One day Uncle Jim was going fishing and Aunt Flora asked him to cut some wood for the cook stove before he left. He eased on off without cutting the wood. After about a half of a day on the river he came home tired and hungry. He came in the back door to the kitchen. Lying on the eating table was his axe. When Uncle Jim saw the axe resting on the table he yell out, "what is this?" Aunt Flora yelled back, "it's an axe and when you cut some wood I'll cook you something to eat!"

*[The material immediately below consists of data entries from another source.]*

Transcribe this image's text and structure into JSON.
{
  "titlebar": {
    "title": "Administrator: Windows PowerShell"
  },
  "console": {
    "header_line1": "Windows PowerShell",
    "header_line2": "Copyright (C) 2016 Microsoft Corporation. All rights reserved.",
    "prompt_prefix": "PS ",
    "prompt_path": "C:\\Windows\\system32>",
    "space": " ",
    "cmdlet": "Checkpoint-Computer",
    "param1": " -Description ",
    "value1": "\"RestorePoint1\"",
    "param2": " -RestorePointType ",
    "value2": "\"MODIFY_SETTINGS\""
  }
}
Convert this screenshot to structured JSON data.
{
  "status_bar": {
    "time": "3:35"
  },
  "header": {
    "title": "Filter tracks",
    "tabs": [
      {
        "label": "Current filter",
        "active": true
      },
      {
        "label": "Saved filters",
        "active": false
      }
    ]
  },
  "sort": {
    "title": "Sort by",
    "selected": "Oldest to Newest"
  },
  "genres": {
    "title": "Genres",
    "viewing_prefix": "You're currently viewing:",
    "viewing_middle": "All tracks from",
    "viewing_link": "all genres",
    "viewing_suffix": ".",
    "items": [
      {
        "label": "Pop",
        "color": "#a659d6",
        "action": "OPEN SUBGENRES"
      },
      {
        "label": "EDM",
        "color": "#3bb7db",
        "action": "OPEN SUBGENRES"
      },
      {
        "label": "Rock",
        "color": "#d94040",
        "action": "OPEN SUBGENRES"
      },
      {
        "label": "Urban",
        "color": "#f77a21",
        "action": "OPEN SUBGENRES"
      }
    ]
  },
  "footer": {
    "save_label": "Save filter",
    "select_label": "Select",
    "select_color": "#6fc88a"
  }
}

There was another time that Uncle Jim got mad about something she had cooked because he wanted something different. He took the skillet and slung it out the back door into the yard and walked out of the house. Later that day he came in expecting something to eat. Aunt Flora told him she couldn't cook because she didn't have a skillet. So Uncle Jim had to go outside in the yard to get the skillet and then had to wash it before she would cook anything for him.
Somethimes Aunt Flora would lower a gallon of milk down in the well with a rope to keep it cool. One day I was there when she pulled a gallon out and it had a spot of something in it. She got a spoon and dipped it out and asked me to taste it to find out what it was. I said no, but she kept telling me to taste it. I finally did and she began laughing. I believe that she knew what it was all along. It was a piece of lye soap and she just wanted to have a little fun with me.
Aunt Flora whistled a lot. Anytime she was doing things around the house she was whistling a tune. She was a very jolly and happy person. She was good to all people and was loved by everyone in the community. I will always treasure all the fond memories that I have of her and my Uncle Jim. They helped to make my life a joy too.
My brother Jimmy and I were in the National Gaurd Unit in Athens, Al in August 1950. We were called into active service in the military then. We were in basic training at Fort Campbell, Kentucky when we received word that our Aunt Flora had a stoke and had passed away. We were issued passes to come home for the funeral. This was a very sad time for me and Jimmy. We were around her so much that she just seemed like another mom to us. Her passing was a great loss in our lives. Things were never quite the same anymore after that. I missed her for many years.
James Bascom Rose (1887 - 1963)
Winnie Odell Rose (1909 - 1913)*
James Bascom Rose (1922 - 1989)*
Created by: Neal Rose
Record added: Mar 27, 2007
Find A Grave Memorial# 18641837